Excerpted data

%%

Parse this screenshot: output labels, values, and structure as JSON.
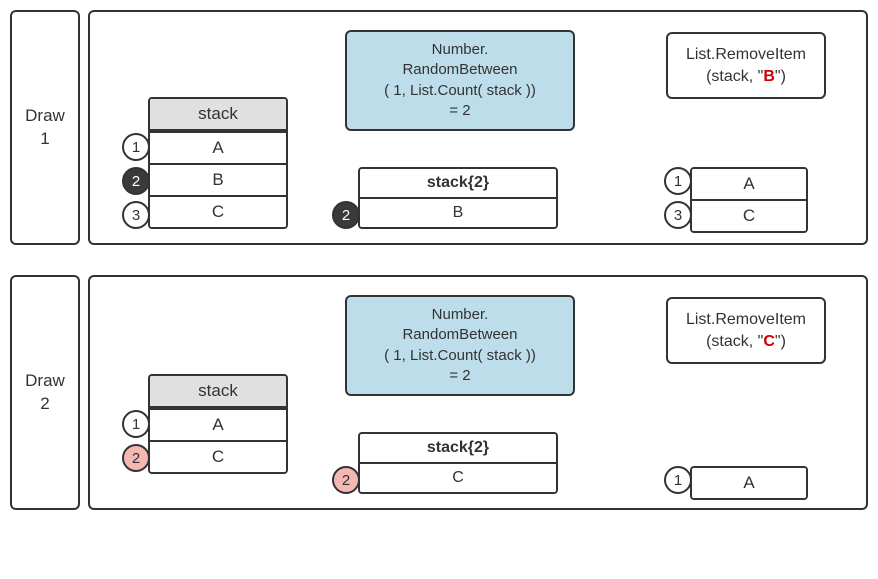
{
  "label1": {
    "word": "Draw",
    "num": "1"
  },
  "label2": {
    "word": "Draw",
    "num": "2"
  },
  "stack1": {
    "header": "stack",
    "rows": [
      "A",
      "B",
      "C"
    ],
    "badges": [
      "1",
      "2",
      "3"
    ]
  },
  "stack2": {
    "header": "stack",
    "rows": [
      "A",
      "C"
    ],
    "badges": [
      "1",
      "2"
    ]
  },
  "random1": {
    "line1": "Number.",
    "line2": "RandomBetween",
    "line3": "( 1,  List.Count( stack ))",
    "line4": "= 2"
  },
  "random2": {
    "line1": "Number.",
    "line2": "RandomBetween",
    "line3": "( 1,  List.Count( stack ))",
    "line4": "= 2"
  },
  "access1": {
    "expr": "stack{2}",
    "value": "B",
    "badge": "2"
  },
  "access2": {
    "expr": "stack{2}",
    "value": "C",
    "badge": "2"
  },
  "remove1": {
    "fn": "List.RemoveItem",
    "argPrefix": "(stack, \"",
    "argLetter": "B",
    "argSuffix": "\")"
  },
  "remove2": {
    "fn": "List.RemoveItem",
    "argPrefix": "(stack, \"",
    "argLetter": "C",
    "argSuffix": "\")"
  },
  "result1": {
    "rows": [
      "A",
      "C"
    ],
    "badges": [
      "1",
      "3"
    ]
  },
  "result2": {
    "rows": [
      "A"
    ],
    "badges": [
      "1"
    ]
  }
}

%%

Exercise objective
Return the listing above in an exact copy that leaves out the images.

Answer box
Parse this screenshot: output labels, values, and structure as JSON.
{
  "label1": {
    "word": "Draw",
    "num": "1"
  },
  "label2": {
    "word": "Draw",
    "num": "2"
  },
  "stack1": {
    "header": "stack",
    "rows": [
      "A",
      "B",
      "C"
    ],
    "badges": [
      "1",
      "2",
      "3"
    ]
  },
  "stack2": {
    "header": "stack",
    "rows": [
      "A",
      "C"
    ],
    "badges": [
      "1",
      "2"
    ]
  },
  "random1": {
    "line1": "Number.",
    "line2": "RandomBetween",
    "line3": "( 1,  List.Count( stack ))",
    "line4": "= 2"
  },
  "random2": {
    "line1": "Number.",
    "line2": "RandomBetween",
    "line3": "( 1,  List.Count( stack ))",
    "line4": "= 2"
  },
  "access1": {
    "expr": "stack{2}",
    "value": "B",
    "badge": "2"
  },
  "access2": {
    "expr": "stack{2}",
    "value": "C",
    "badge": "2"
  },
  "remove1": {
    "fn": "List.RemoveItem",
    "argPrefix": "(stack, \"",
    "argLetter": "B",
    "argSuffix": "\")"
  },
  "remove2": {
    "fn": "List.RemoveItem",
    "argPrefix": "(stack, \"",
    "argLetter": "C",
    "argSuffix": "\")"
  },
  "result1": {
    "rows": [
      "A",
      "C"
    ],
    "badges": [
      "1",
      "3"
    ]
  },
  "result2": {
    "rows": [
      "A"
    ],
    "badges": [
      "1"
    ]
  }
}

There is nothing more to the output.